I am a renter. I am not always a renter but I am currently a renter. And because I don’t want to rent for the rest of my life, I am renting small.
In reality, I am a farmer. Renting small and farming don’t go hand in hand very well. My small house has a small yard. My small yard has very little space for doing something like say, growing my own food. I could not be happy without my hands in the dirt though. I spent my first three months in my small house with my small yard planting every spare inch of it with cabbage, calendula, onions, carrots, leeks, garlic, berries, and peas.
That was not enough. I needed more. There are potted plants covering almost every concrete surface. To be fair, those were here when I moved in. Most are doing well. Some, not so much. But the growing and planting was eventually done in all these spaces and in this land of 300 days of rain, there wasn’t much else for me to do to get my hands into the earth.
That is when I looked at “The Wall”. The wall is a retaining wall that has been behind my house since the beginning of time. The wall is made out of cinder blocks. The blocks are on their sides with the openings facing out. I find this a rather odd pose for the blocks. Usually, the blocks are the other way with the holes vertical. But what do I know, I am not a builder.

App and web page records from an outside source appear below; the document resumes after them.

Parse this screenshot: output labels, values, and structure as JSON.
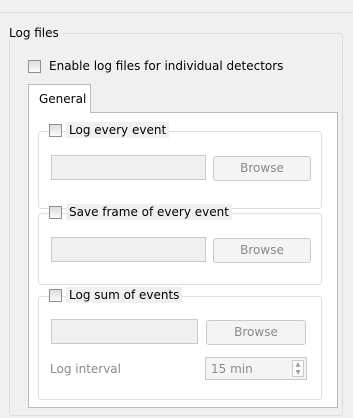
{
  "log_files": {
    "title": "Log files",
    "enable_label": "Enable log files for individual detectors",
    "tab_general": "General",
    "log_every_event": {
      "label": "Log every event",
      "path_value": "",
      "browse_label": "Browse"
    },
    "save_frame": {
      "label": "Save frame of every event",
      "path_value": "",
      "browse_label": "Browse"
    },
    "log_sum": {
      "label": "Log sum of events",
      "path_value": "",
      "browse_label": "Browse",
      "interval_label": "Log interval",
      "interval_value": "15 min"
    }
  }
}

In some of those holes, there are scavenger plants whose seeds were blown by the wind with a little bit of debris. The seeds sprouted, the plants grew, more dirt and debris arrived and before anyone noticed, the wall looked a bit like a weed and brick version of a mangy dog. I figured that if the weeds could grow in the wall, beautiful, desirable plants could too.
The wall was transformed. I would like to say it was “overnight”. But, alas, it was not. Three months of dirt, digging, potting soil, composting, seedlings in the hot water cupboard, rain, shine, and wind ensued before anything came of it. Now, my wall is a perfect vertical garden. Most of the plants that I have chosen seem to like growing in the wall better than they liked growing in pots or even in the ground. Weeding is simple. Watering is both water and time efficient though a little difficult when the plants get large enough to cover their hole in the bricks.
My plant choices are all edible – pansy, violet, strawberry, mint, oregano, lemon balm, carnation, primrose, thyme, and dianthus, so far. I bought most of them, raised some of them from seedlings. Some of the seeds were able to be planted in the wall directly with the use of cotton balls.
The cotton ball idea is probably old news to most gardeners but it was new to me. For newbie gardeners, take this very important hint: Place your seeds on the inside of a cotton ball before planting them in the ground. The cotton ball will whisk up moisture from the surrounding soil without becoming water logged and keep your seed gently damp for sprouting. The cotton ball will also act like a root ball on the seed, anchoring it in place, so that when you water, the seed won’t wash away with the soil leaving you to wonder six weeks later what it is you did wrong when the seedling does not appear where you expected it.
Spring is arriving imminently. With the longer days and a little warm sunshine, I expect that my wall will soon be a flowering paradise.